PITTSBURGH, Pa. — Pennsylvania is facing an oil and gas fight over a possible severance tax and legislation regarding minimum royalty payments.
The Pennsylvania Independent Oil and Gas Association made it clear during its Eastern Oil and Gas Conference May 13 that members are against the implementation of a severance tax.
Association President Lou D’Amico said he is sure that enacting a severance tax on oil and gas would mean a slow down in the state’s growing oil and gas industry and would eventually kill jobs.
D’Amico discussed a report from the state’s independent fiscal office that showed the impact fee, which was a result of Act. 13, is equal to an effective 2014 tax rate of 1.8 percent, which would be the lowest among gas-producing states.
He said, however, that when legislators are talking about the severance tax, they need to compare apples to apples.
“The impact fee is not a severance tax,” said D’Amico.
West Virginia has a 5 percent severance tax on paper, he said, however the state offers a rebate for transportation costs, which brings the tax down to about 4.25 percent.
D’Amico said Pennsylvania has some taxes other states don’t have, including a top corporation tax rate of 9.9 percent, which is highest in the country, and gas and related companies are already paying it.
The group discussed $1 billion hole in the state budget that has the oil and gas industry concerned legislators will look to it to fill it.
PIOGA’s lobbyist Richard Gmerek, president and CEO of Gmerek Government Relations in Harrisburg, said the legislators swaying on the issue may not be on the industry’s side.
Gmerek reminded the crowd the severance tax issue was delayed due to the implementation of the flat, per-well fee included in Act 13, which was passed in 2012. The tax issue has been brought back to life by gubernatorial candidates, whose proposals range between a 4.5 percent and 10 percent levy on gas extraction.
D’Amico told the crowd that the coal industry never had a severance tax and said he feels the oil and gas industry is being targeted.
Meanwhile, landowners are pressing the issue of legislation requiring minimum royalty payments.
Chesapeake Energy has been under scrutiny by Pennsylvania Gov. Tom Corbett and state legislators over its business practices involving royalties.
Since February, legislation has been introduced in the Pennsylvania House of Representatives to help protect landowners and ensure they get their fair share of the cut.
Gmerek told the PIOGA members the group has been working with state Rep. Brian Ellis, whose district includes the Butler area, on House Bill 1684 (bill introduced by Rep. Garth Everett).

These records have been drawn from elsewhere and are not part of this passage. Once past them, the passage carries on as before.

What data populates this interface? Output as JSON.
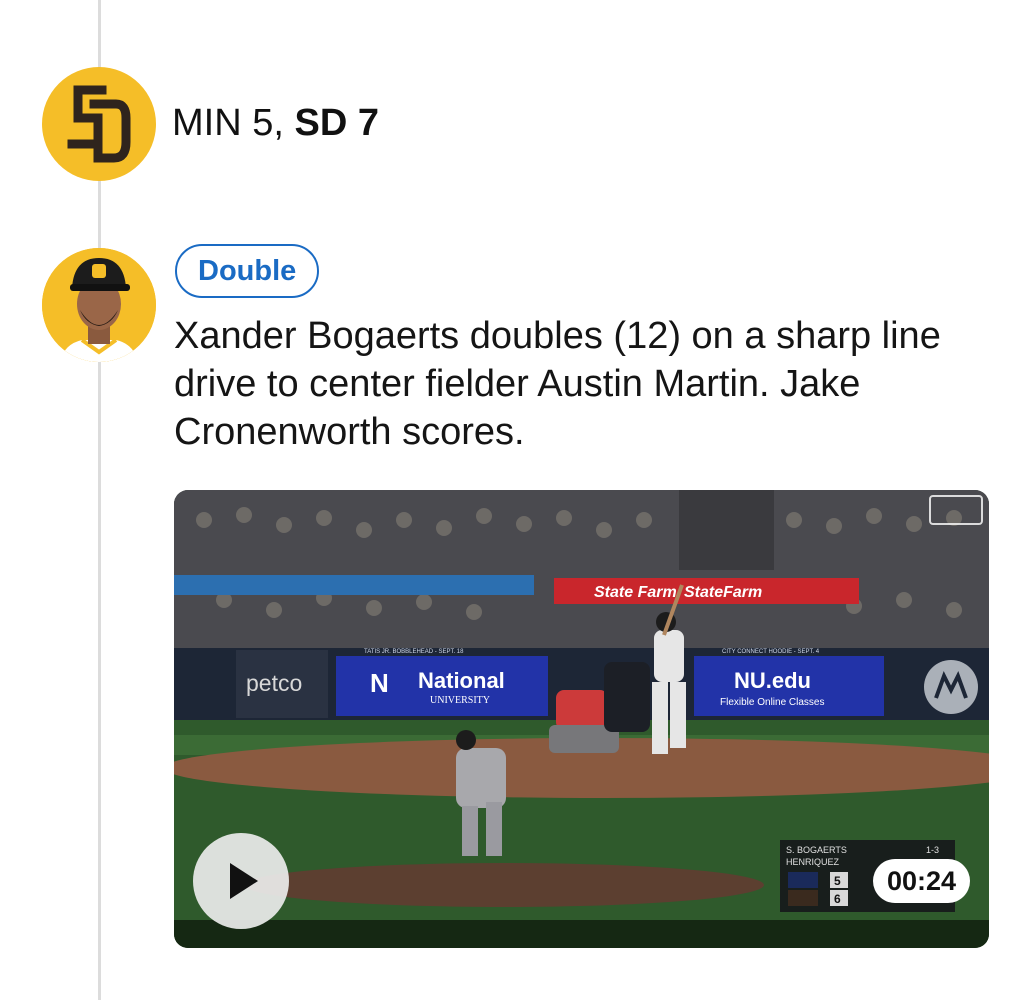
{
  "score": {
    "away_label": "MIN 5,",
    "home_label": "SD 7"
  },
  "play": {
    "badge": "Double",
    "description": "Xander Bogaerts doubles (12) on a sharp line drive to center fielder Austin Martin. Jake Cronenworth scores."
  },
  "video": {
    "duration": "00:24",
    "signage": {
      "left_sign": "petco",
      "national_title": "National",
      "national_sub": "UNIVERSITY",
      "nu_title": "NU.edu",
      "nu_sub": "Flexible Online Classes",
      "state_farm": "State Farm",
      "tatis_promo": "TATIS JR. BOBBLEHEAD - SEPT. 18",
      "connect_promo": "CITY CONNECT HOODIE - SEPT. 4"
    },
    "scorebug": {
      "batter": "S. BOGAERTS",
      "batter_stat": "1-3",
      "pitcher": "HENRIQUEZ",
      "away_score": "5",
      "home_score": "6"
    }
  },
  "colors": {
    "padres_gold": "#F5BE28",
    "padres_brown": "#2F241D",
    "badge_blue": "#1a6bc4"
  },
  "icons": {
    "team_logo": "sd-logo-icon",
    "play": "play-icon"
  }
}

The legislation is designed to address concerns by landowners whose royalty payments have decreased due to post-production costs.
Gmerek said the bill was debated in the House of Representatives and now “we wait” for the next step.
He said PIOGA supports it as it is written.
“The original bill and amendments do not apply to unconventionals,” said Gmerek.